However, whilst your hardware may work fine with Win 7 'Ultimate', chances are you will discover your Motherboard BIOS only supports 'Home' (or Pro) and refuses to 'validate' your installation. Since Microsoft expects you to pay an arm and a leg for a 'retail' Ultimate licence, chances are you will then decide that Pro or Home will be all you need :-) It's at this point you will discover you can't 'downgrade' = if you try to do so, you will get the ever-so-helpful "Your version of Windows is more recent than the one you are trying to upgrade to. Windows cannot complete the upgrade." message. To avoid having to do a complete re-install, see my 'Downgrading Windows 7' note below WARNING. If you want 32bit WinXP 'emulation' you will need at least Win 7 Pro. NOTE ALSO, if you used 'bit locker' (which is only in Ultimate) to encrypt your drive, you had better decrypt it before downgrading :-)
(+) Downgrading Windows 7
When this was released, Microsoft offered 'free upgrades' to users of older systems.

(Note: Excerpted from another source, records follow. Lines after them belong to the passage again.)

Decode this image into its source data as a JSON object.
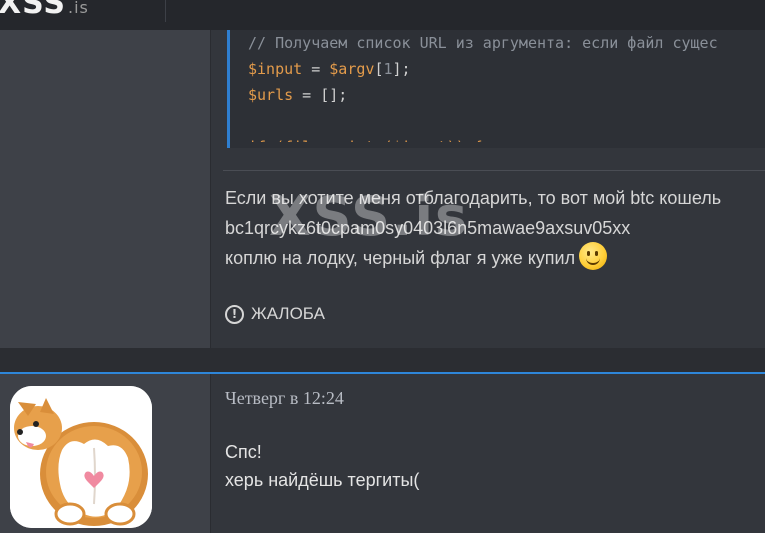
{
  "header": {
    "logo": "XSS",
    "logo_tld": ".is"
  },
  "post1": {
    "code_lines": {
      "comment": "// Получаем список URL из аргумента: если файл сущес",
      "line2": {
        "var1": "$input",
        "op": " = ",
        "var2": "$argv",
        "bracket_open": "[",
        "num": "1",
        "bracket_close": "];"
      },
      "line3": {
        "var1": "$urls",
        "op": " = [];"
      },
      "line5_partial": "if (file_exists($input)) {"
    },
    "signature": {
      "line1": "Если вы хотите меня отблагодарить, то вот мой btc кошель",
      "line2": "bc1qrcykz6t0cpam0sy0403l6n5mawae9axsuv05xx",
      "line3": "коплю на лодку, черный флаг я уже купил"
    },
    "watermark": "XSS.is",
    "report_label": "ЖАЛОБА",
    "report_icon": "!"
  },
  "post2": {
    "timestamp": "Четверг в 12:24",
    "message_lines": [
      "Спс!",
      "херь найдёшь тергиты("
    ]
  },
  "colors": {
    "accent": "#2e86d9",
    "code_var": "#e39b4b",
    "background": "#33363c",
    "sidebar": "#3e4148"
  }
}
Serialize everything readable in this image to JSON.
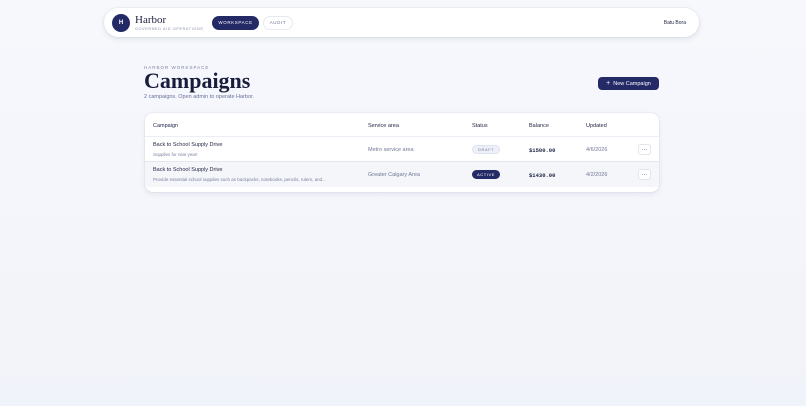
{
  "nav": {
    "logo_letter": "H",
    "brand_name": "Harbor",
    "brand_tagline": "GOVERNED AID OPERATIONS",
    "tabs": [
      {
        "label": "WORKSPACE",
        "active": true
      },
      {
        "label": "AUDIT",
        "active": false
      }
    ],
    "user_name": "Batu Bora"
  },
  "header": {
    "eyebrow": "HARBOR WORKSPACE",
    "title": "Campaigns",
    "subtitle": "2 campaigns. Open admin to operate Harbor.",
    "new_button_label": "New Campaign",
    "new_button_icon": "+"
  },
  "table": {
    "columns": [
      "Campaign",
      "Service area",
      "Status",
      "Balance",
      "Updated"
    ],
    "rows": [
      {
        "title": "Back to School Supply Drive",
        "description": "Supplies for new year!",
        "service_area": "Metro service area",
        "status": "DRAFT",
        "balance": "$1500.00",
        "updated": "4/6/2026",
        "more": "···"
      },
      {
        "title": "Back to School Supply Drive",
        "description": "Provide essential school supplies such as backpacks, notebooks, pencils, rulers, and...",
        "service_area": "Greater Calgary Area",
        "status": "ACTIVE",
        "balance": "$1430.00",
        "updated": "4/2/2026",
        "more": "···"
      }
    ]
  },
  "colors": {
    "accent": "#232a66",
    "background": "#f4f5fb",
    "muted_text": "#727896"
  }
}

The 'free upgrade' offer is now 'closed', however it is still possible to re-install Win 10 onto a PC that was previously upgraded
The problem is, you MUST generate your 're-install' system disk from your already upgraded system ! If your hard drive crashes before you generate the re-install disk, too bad, you will have to pay for a full Licence
Win 10 Home to Pro
The free upgrade was on a 'like for like' basis = so if you started with Win 7/8 Home, your got Win 10 Home (and Win 7/8 Pro got you Win 10 Pro).
Microsoft allows a Win 10 Home user to 'upgrade' to Win 10 Pro on payment of a fee. They even allow you to 'test' Win 10 Pro on your Home system before paying the fee. There is no time limit on the 'test' = you can run Pro 'for ever' (so far) without paying the upgrade fee. During the 'test' you can't change the 'look and feel' of the desktop as 'nag' text appears in the bottom right-hand corner.
Next page :- Ready boost and Win7